> EXERCISE DATA:
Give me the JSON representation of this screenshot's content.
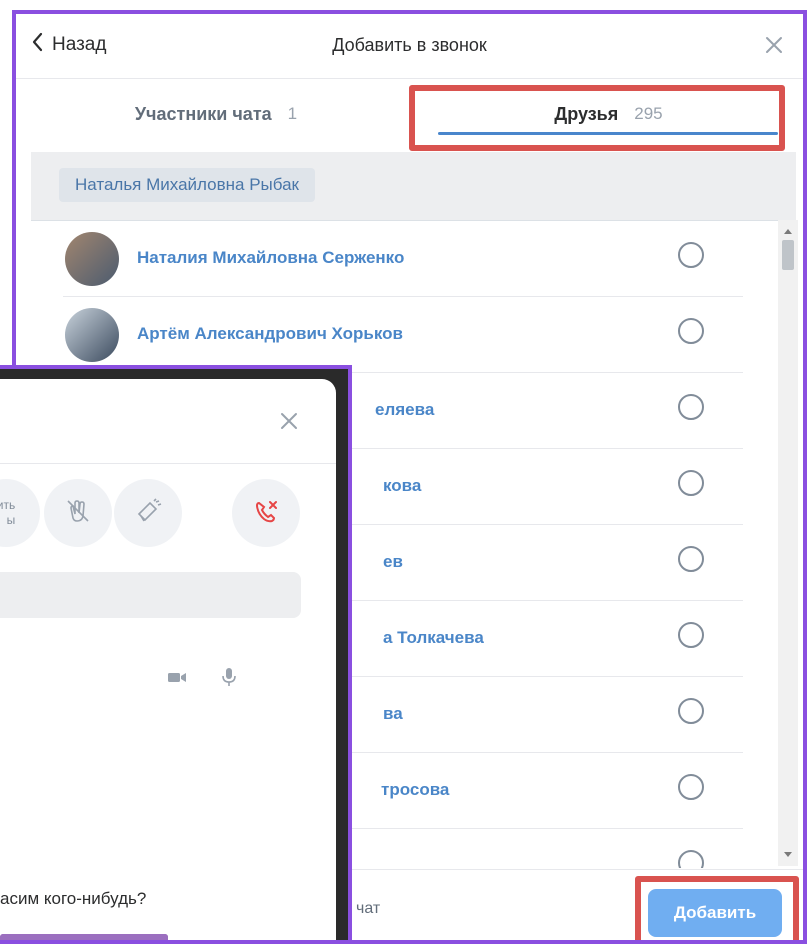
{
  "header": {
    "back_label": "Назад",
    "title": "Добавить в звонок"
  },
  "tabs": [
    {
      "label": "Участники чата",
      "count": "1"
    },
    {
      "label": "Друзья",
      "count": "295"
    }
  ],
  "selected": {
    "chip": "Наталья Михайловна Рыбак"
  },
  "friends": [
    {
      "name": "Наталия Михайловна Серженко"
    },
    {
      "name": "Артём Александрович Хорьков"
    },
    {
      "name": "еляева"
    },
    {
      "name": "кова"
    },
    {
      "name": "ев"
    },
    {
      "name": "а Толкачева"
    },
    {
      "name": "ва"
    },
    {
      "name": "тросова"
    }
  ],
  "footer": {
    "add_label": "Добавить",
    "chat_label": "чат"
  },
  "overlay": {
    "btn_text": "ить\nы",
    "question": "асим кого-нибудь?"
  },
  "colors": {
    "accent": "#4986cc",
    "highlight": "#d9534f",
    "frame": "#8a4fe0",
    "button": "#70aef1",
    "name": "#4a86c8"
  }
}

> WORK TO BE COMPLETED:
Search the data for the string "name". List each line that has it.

> TASK RESPONSE:
      "name": "Наталия Михайловна Серженко"
      "name": "Артём Александрович Хорьков"
      "name": "еляева"
      "name": "кова"
      "name": "ев"
      "name": "а Толкачева"
      "name": "ва"
      "name": "тросова"
    "name": "#4a86c8"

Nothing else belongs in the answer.